▼
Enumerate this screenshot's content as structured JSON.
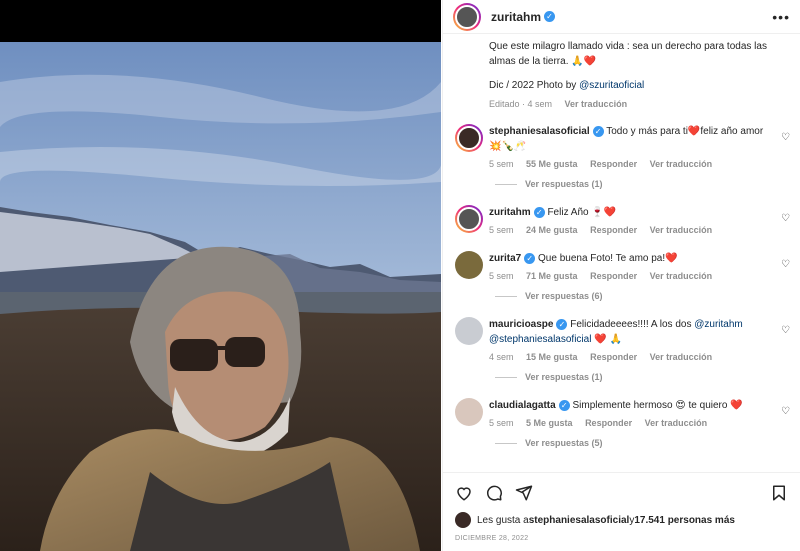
{
  "post": {
    "username": "zuritahm",
    "caption_line1": "Que este milagro llamado vida : sea un derecho para todas las",
    "caption_line2": "almas de la tierra. 🙏❤️",
    "credit_prefix": "Dic / 2022 Photo by ",
    "credit_mention": "@szuritaoficial",
    "edited": "Editado · 4 sem",
    "translate": "Ver traducción"
  },
  "comments": [
    {
      "username": "stephaniesalasoficial",
      "text": "Todo y más para ti❤️feliz año amor💥🍾🥂",
      "time": "5 sem",
      "likes": "55 Me gusta",
      "reply": "Responder",
      "translate": "Ver traducción",
      "replies": "Ver respuestas (1)"
    },
    {
      "username": "zuritahm",
      "text": "Feliz Año 🍷❤️",
      "time": "5 sem",
      "likes": "24 Me gusta",
      "reply": "Responder",
      "translate": "Ver traducción",
      "replies": ""
    },
    {
      "username": "zurita7",
      "text": "Que buena Foto! Te amo pa!❤️",
      "time": "5 sem",
      "likes": "71 Me gusta",
      "reply": "Responder",
      "translate": "Ver traducción",
      "replies": "Ver respuestas (6)"
    },
    {
      "username": "mauricioaspe",
      "text": "Felicidadeeees!!!! A los dos ",
      "mention1": "@zuritahm",
      "mention2": "@stephaniesalasoficial",
      "text_end": " ❤️ 🙏",
      "time": "4 sem",
      "likes": "15 Me gusta",
      "reply": "Responder",
      "translate": "Ver traducción",
      "replies": "Ver respuestas (1)"
    },
    {
      "username": "claudialagatta",
      "text": "Simplemente hermoso 😍 te quiero ❤️",
      "time": "5 sem",
      "likes": "5 Me gusta",
      "reply": "Responder",
      "translate": "Ver traducción",
      "replies": "Ver respuestas (5)"
    }
  ],
  "likes_line": {
    "prefix": "Les gusta a ",
    "user": "stephaniesalasoficial",
    "middle": " y ",
    "count": "17.541 personas más"
  },
  "date": "DICIEMBRE 28, 2022",
  "icons": {
    "more": "more-options-icon",
    "like": "heart-icon",
    "comment": "comment-icon",
    "share": "share-icon",
    "save": "bookmark-icon",
    "comment_like": "small-heart-icon"
  },
  "colors": {
    "verified": "#3897f0",
    "link": "#00376b",
    "muted": "#8e8e8e"
  }
}
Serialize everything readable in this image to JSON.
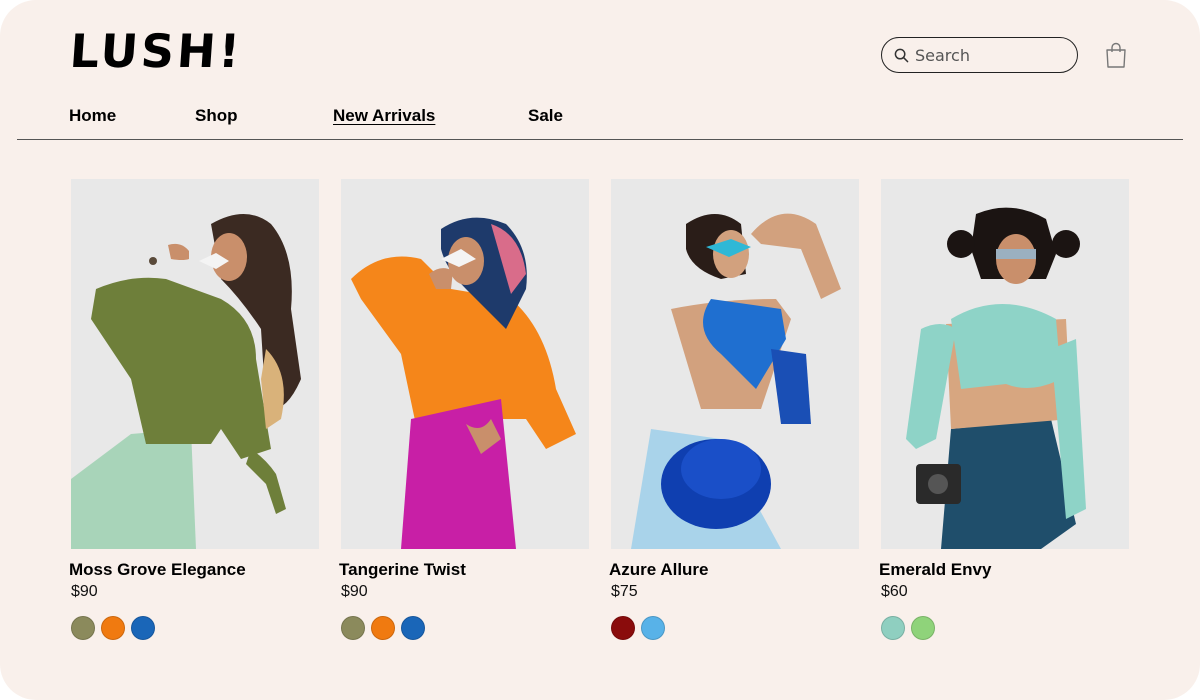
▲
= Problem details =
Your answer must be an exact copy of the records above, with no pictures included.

= Answer for this exercise =
Enumerate this screenshot's content as structured JSON.
{
  "post": {
    "username": "zuritahm",
    "caption_line1": "Que este milagro llamado vida : sea un derecho para todas las",
    "caption_line2": "almas de la tierra. 🙏❤️",
    "credit_prefix": "Dic / 2022 Photo by ",
    "credit_mention": "@szuritaoficial",
    "edited": "Editado · 4 sem",
    "translate": "Ver traducción"
  },
  "comments": [
    {
      "username": "stephaniesalasoficial",
      "text": "Todo y más para ti❤️feliz año amor💥🍾🥂",
      "time": "5 sem",
      "likes": "55 Me gusta",
      "reply": "Responder",
      "translate": "Ver traducción",
      "replies": "Ver respuestas (1)"
    },
    {
      "username": "zuritahm",
      "text": "Feliz Año 🍷❤️",
      "time": "5 sem",
      "likes": "24 Me gusta",
      "reply": "Responder",
      "translate": "Ver traducción",
      "replies": ""
    },
    {
      "username": "zurita7",
      "text": "Que buena Foto! Te amo pa!❤️",
      "time": "5 sem",
      "likes": "71 Me gusta",
      "reply": "Responder",
      "translate": "Ver traducción",
      "replies": "Ver respuestas (6)"
    },
    {
      "username": "mauricioaspe",
      "text": "Felicidadeeees!!!! A los dos ",
      "mention1": "@zuritahm",
      "mention2": "@stephaniesalasoficial",
      "text_end": " ❤️ 🙏",
      "time": "4 sem",
      "likes": "15 Me gusta",
      "reply": "Responder",
      "translate": "Ver traducción",
      "replies": "Ver respuestas (1)"
    },
    {
      "username": "claudialagatta",
      "text": "Simplemente hermoso 😍 te quiero ❤️",
      "time": "5 sem",
      "likes": "5 Me gusta",
      "reply": "Responder",
      "translate": "Ver traducción",
      "replies": "Ver respuestas (5)"
    }
  ],
  "likes_line": {
    "prefix": "Les gusta a ",
    "user": "stephaniesalasoficial",
    "middle": " y ",
    "count": "17.541 personas más"
  },
  "date": "DICIEMBRE 28, 2022",
  "icons": {
    "more": "more-options-icon",
    "like": "heart-icon",
    "comment": "comment-icon",
    "share": "share-icon",
    "save": "bookmark-icon",
    "comment_like": "small-heart-icon"
  },
  "colors": {
    "verified": "#3897f0",
    "link": "#00376b",
    "muted": "#8e8e8e"
  }
}
Serialize everything readable in this image to JSON.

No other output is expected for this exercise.